**Supplied material**
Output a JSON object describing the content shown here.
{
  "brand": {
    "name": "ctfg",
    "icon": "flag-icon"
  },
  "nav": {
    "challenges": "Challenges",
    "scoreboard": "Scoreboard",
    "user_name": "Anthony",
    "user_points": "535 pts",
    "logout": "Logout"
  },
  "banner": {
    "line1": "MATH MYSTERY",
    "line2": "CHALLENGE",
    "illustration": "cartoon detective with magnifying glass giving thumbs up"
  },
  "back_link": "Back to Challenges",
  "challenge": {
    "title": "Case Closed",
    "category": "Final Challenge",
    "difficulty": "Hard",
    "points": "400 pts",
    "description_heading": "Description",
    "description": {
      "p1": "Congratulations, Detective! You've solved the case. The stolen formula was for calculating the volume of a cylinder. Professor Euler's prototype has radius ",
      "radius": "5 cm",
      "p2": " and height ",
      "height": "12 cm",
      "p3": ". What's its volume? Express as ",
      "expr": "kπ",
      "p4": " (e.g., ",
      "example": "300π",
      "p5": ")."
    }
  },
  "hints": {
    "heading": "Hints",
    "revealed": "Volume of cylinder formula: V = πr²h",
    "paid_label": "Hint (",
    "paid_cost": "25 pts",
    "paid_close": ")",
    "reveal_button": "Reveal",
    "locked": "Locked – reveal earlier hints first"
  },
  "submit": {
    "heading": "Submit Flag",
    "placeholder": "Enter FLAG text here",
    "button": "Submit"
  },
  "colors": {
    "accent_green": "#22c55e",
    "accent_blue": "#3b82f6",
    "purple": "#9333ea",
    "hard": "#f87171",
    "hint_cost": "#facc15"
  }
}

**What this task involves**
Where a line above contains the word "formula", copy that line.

**Answer for the task**
      "p1": "Congratulations, Detective! You've solved the case. The stolen formula was for calculating the volume of a cylinder. Professor Euler's prototype has radius ",
    "revealed": "Volume of cylinder formula: V = πr²h",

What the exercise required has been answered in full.